In 2014, British newspaper the Guardian placed on its YouTube channel a series of Lego-like stop-motion animated shorts, mostly centering around that year’s World Cup. While the shorts aren’t exactly “The Lego Movie,” they’re still cute to watch.
A typical short can be seen here. Look early on for Mr. Burns of “The Simpsons” putting in a crowd appearance.
In 2014, Disney produced a World Cup-themed short about Mickey trying to watch a big soccer game. The title, “O Futebol Classico,” is Portuguese for “The Classic Football.” As the title indicates, the entire short’s done in Portuguese, as it’s set in Brazil.
Note the game’s announcer is Disney’s Brazilian character Jose Carioca, the parrot from the Donald Duck classics “Saludos Amigos” and “The Three Caballeros.”
The short is available to watch on Disney+, as well as Disney’s YouTube page.
The 1997 episode “The Cartridge Family” featured an amusing but dismissive take on soccer in the episode’s opening scenes. The Springfield denizens, attending a soccer game, find the sport too boring, but still break out into a riot when a fight starts.
“The Cartridge Family” is available to watch on Disney+.
“Supa Strikas” is a South African-created animated series (based on a comic); the show debuted in 2008. It was acquired in 2019 by Moonbug, a London conglomerate.
The animated series focuses on the titular team’s efforts to beat various other teams and eventually win a World Cup-like championship trophy. The team consists of a group of players from around the world, most of them people of color.
Some of the other teams, in Dick Dastardly-like fashion, don’t hesitate to resort to underhanded tactics to undermine or cheat their way into a win over the Strikas. The Strikas’ own flaws (large egos, etc.) also sometimes create problems for themselves.

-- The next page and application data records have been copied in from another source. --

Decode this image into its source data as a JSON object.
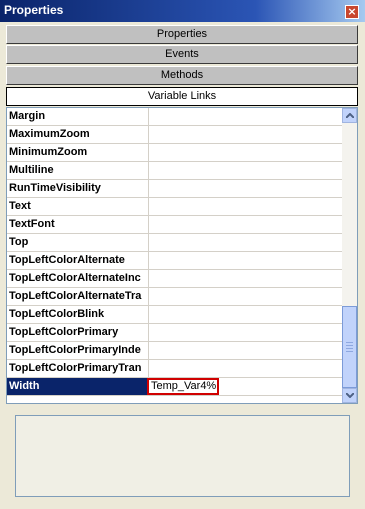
{
  "window": {
    "title": "Properties"
  },
  "tabs": [
    {
      "label": "Properties"
    },
    {
      "label": "Events"
    },
    {
      "label": "Methods"
    },
    {
      "label": "Variable Links"
    }
  ],
  "properties": [
    {
      "name": "Margin",
      "value": ""
    },
    {
      "name": "MaximumZoom",
      "value": ""
    },
    {
      "name": "MinimumZoom",
      "value": ""
    },
    {
      "name": "Multiline",
      "value": ""
    },
    {
      "name": "RunTimeVisibility",
      "value": ""
    },
    {
      "name": "Text",
      "value": ""
    },
    {
      "name": "TextFont",
      "value": ""
    },
    {
      "name": "Top",
      "value": ""
    },
    {
      "name": "TopLeftColorAlternate",
      "value": ""
    },
    {
      "name": "TopLeftColorAlternateInc",
      "value": ""
    },
    {
      "name": "TopLeftColorAlternateTra",
      "value": ""
    },
    {
      "name": "TopLeftColorBlink",
      "value": ""
    },
    {
      "name": "TopLeftColorPrimary",
      "value": ""
    },
    {
      "name": "TopLeftColorPrimaryInde",
      "value": ""
    },
    {
      "name": "TopLeftColorPrimaryTran",
      "value": ""
    },
    {
      "name": "Width",
      "value": "Temp_Var4%"
    }
  ],
  "selected_property": "Width",
  "scroll": {
    "position": 0.8
  },
  "colors": {
    "title_bar": "#0a246a",
    "selection": "#0a246a",
    "edit_border": "#d00000",
    "panel": "#ece9d8"
  }
}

In the United States, the entire series is available to stream on the Roku Channel and Pluto TV. The first several seasons are also available on Amazon Prime Video and Peacock.
Worldwide, the entire series is also available to watch on the show’s YouTube channel.
Here’s “Supa Strikas”‘s opening credits.
The World Cup
The World Cup itself has shown up in cartoon related material:
- The 2010 World Cup was held in South Africa, and had as its mascot “Zakumi,” a cute-looking leopard. A series of comic strips were commissioned depicting the adventures of Zakumi, as well as a 2010 animated TV series that ran one season.
- FIFA commissioned this CGI animated opening for the 2014 World Cup in Brazil.
- A few DC and Marvel related creators chimed in about the 2018 World Cup final on Twitter.
Photo by Keith Johnston. (Pixabay)